In This Small Kitchen: At a Dinner Party, Who Pays?
New York City restaurants are expensive. Go out with a group to a “reasonable” joint, and you’re out $40 a person.
In comparison, hosting has a lot of perks–relaxed atmosphere, no wait for a table, the thrill of playing grown-up–but thriftiness is not always one of them.
I love hosting dinner parties. I don’t mind spending a little extra money to have my friends over. And I count on them to bring wine, beer, or whisky–alcohol being the most expensive part of a night out. Many of my buddies do reciprocate, inviting Alex and me over for dinner and parties.
Things don’t always work out fairly. I’ve been to a dinner party where the host asked guests to chip in twenty bucks apiece, and we guests felt blindsided. I’ve tried to reciprocate past dinner invites only to find friends too busy to make plans–or ending up at convenient restaurants where we wind up splitting the bill. Potlucks are democratic in nature, but they’re a different animal.

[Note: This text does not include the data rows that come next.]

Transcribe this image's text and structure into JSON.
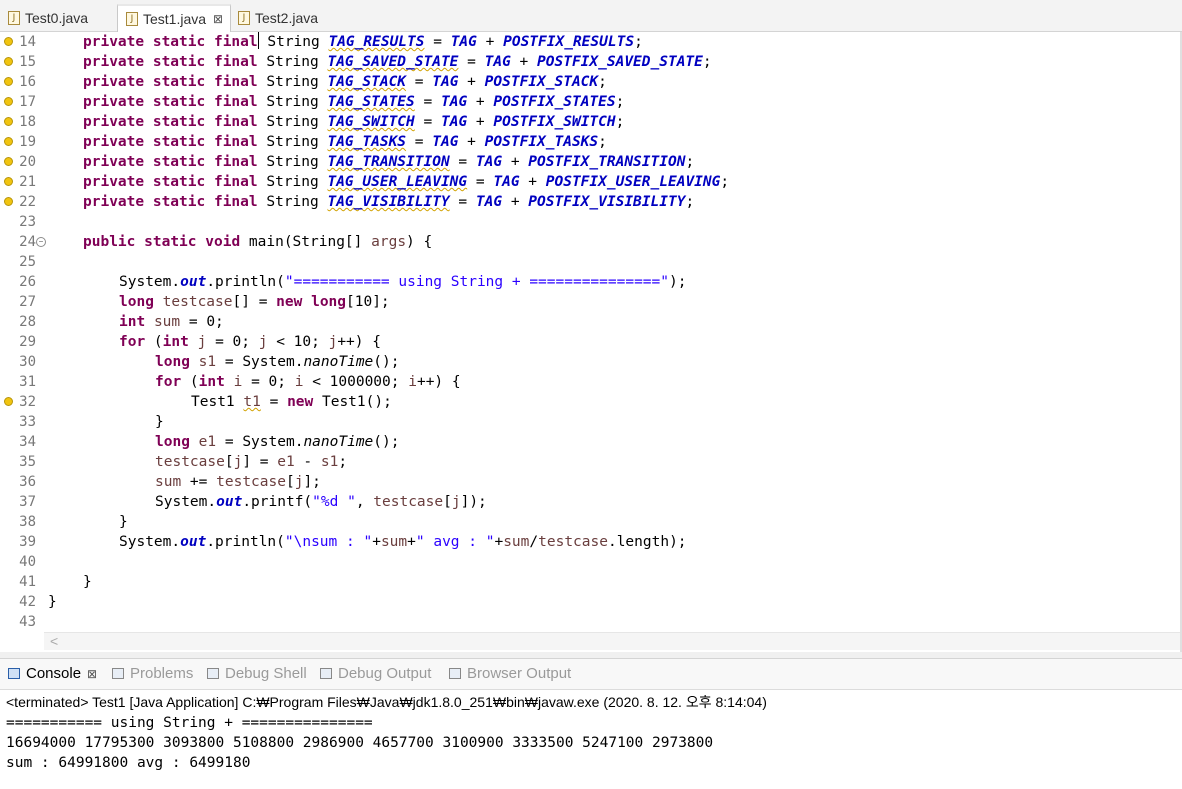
{
  "tabs": [
    {
      "label": "Test0.java",
      "active": false
    },
    {
      "label": "Test1.java",
      "active": true,
      "close": "⊠"
    },
    {
      "label": "Test2.java",
      "active": false
    }
  ],
  "editor": {
    "line_numbers": [
      "14",
      "15",
      "16",
      "17",
      "18",
      "19",
      "20",
      "21",
      "22",
      "23",
      "24",
      "25",
      "26",
      "27",
      "28",
      "29",
      "30",
      "31",
      "32",
      "33",
      "34",
      "35",
      "36",
      "37",
      "38",
      "39",
      "40",
      "41",
      "42",
      "43"
    ]
  },
  "console": {
    "tabs": [
      "Console",
      "Problems",
      "Debug Shell",
      "Debug Output",
      "Browser Output"
    ],
    "status": "<terminated> Test1 [Java Application] C:₩Program Files₩Java₩jdk1.8.0_251₩bin₩javaw.exe (2020. 8. 12. 오후 8:14:04)",
    "output": [
      "=========== using String + ===============",
      "16694000 17795300 3093800 5108800 2986900 4657700 3100900 3333500 5247100 2973800",
      "sum : 64991800 avg : 6499180"
    ]
  },
  "colors": {
    "keyword": "#7f0055",
    "field": "#0000c0",
    "string": "#2a00ff",
    "local": "#6a3e3e"
  }
}
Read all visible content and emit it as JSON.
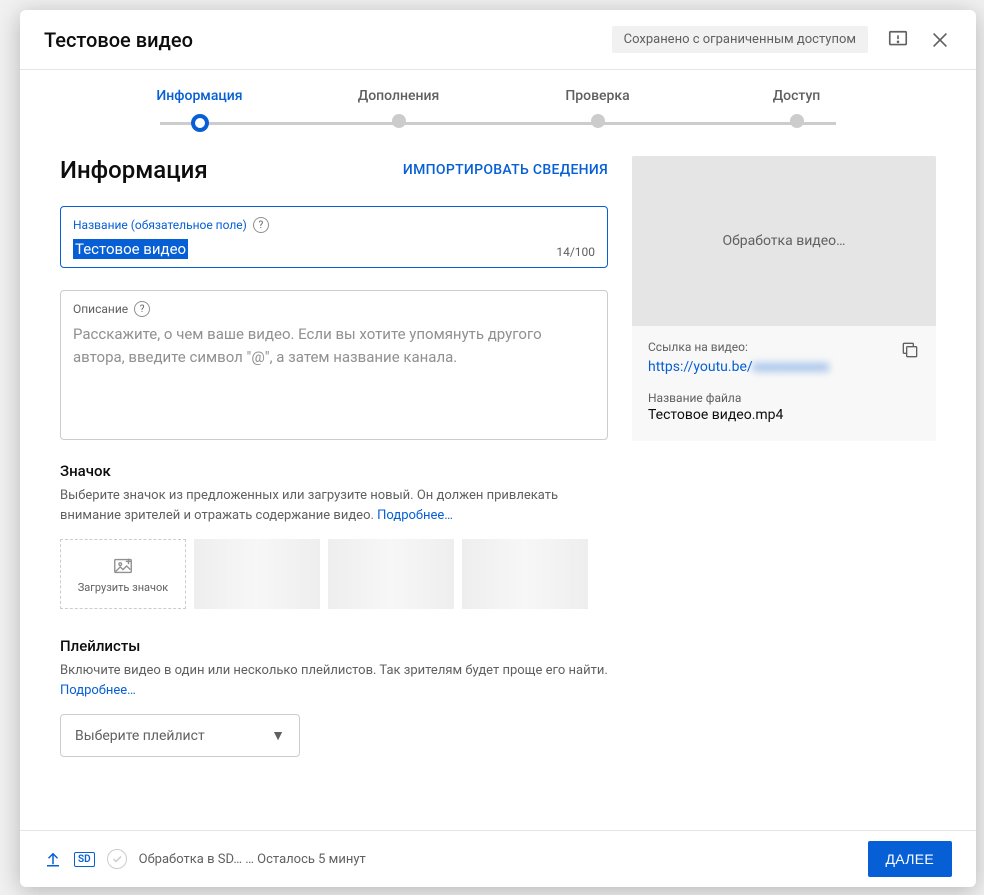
{
  "header": {
    "title": "Тестовое видео",
    "save_status": "Сохранено с ограниченным доступом"
  },
  "stepper": {
    "steps": [
      "Информация",
      "Дополнения",
      "Проверка",
      "Доступ"
    ],
    "active_index": 0
  },
  "info": {
    "section_title": "Информация",
    "import_label": "ИМПОРТИРОВАТЬ СВЕДЕНИЯ",
    "title_field": {
      "label": "Название (обязательное поле)",
      "value": "Тестовое видео",
      "counter": "14/100"
    },
    "desc_field": {
      "label": "Описание",
      "placeholder": "Расскажите, о чем ваше видео. Если вы хотите упомянуть другого автора, введите символ \"@\", а затем название канала."
    },
    "thumbnail": {
      "heading": "Значок",
      "description": "Выберите значок из предложенных или загрузите новый. Он должен привлекать внимание зрителей и отражать содержание видео. ",
      "more": "Подробнее…",
      "upload_label": "Загрузить значок"
    },
    "playlists": {
      "heading": "Плейлисты",
      "description": "Включите видео в один или несколько плейлистов. Так зрителям будет проще его найти. ",
      "more": "Подробнее…",
      "select_placeholder": "Выберите плейлист"
    }
  },
  "preview": {
    "processing": "Обработка видео…",
    "link_label": "Ссылка на видео:",
    "link_prefix": "https://youtu.be/",
    "link_id_hidden": "xxxxxxxxxxx",
    "file_label": "Название файла",
    "file_name": "Тестовое видео.mp4"
  },
  "footer": {
    "sd_badge": "SD",
    "status_text": "Обработка в SD… … Осталось 5 минут",
    "next_label": "ДАЛЕЕ"
  }
}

So is it worth the money to host friends, not knowing if you’ll recoup the cost, or maybe risking being reimbursed in a currency other than money (love, friendship, dish washing, generosity, gratitude, a drink)? What’s your take–as a guest or a host?
P.S. Here are 10 cheap dinners for friends.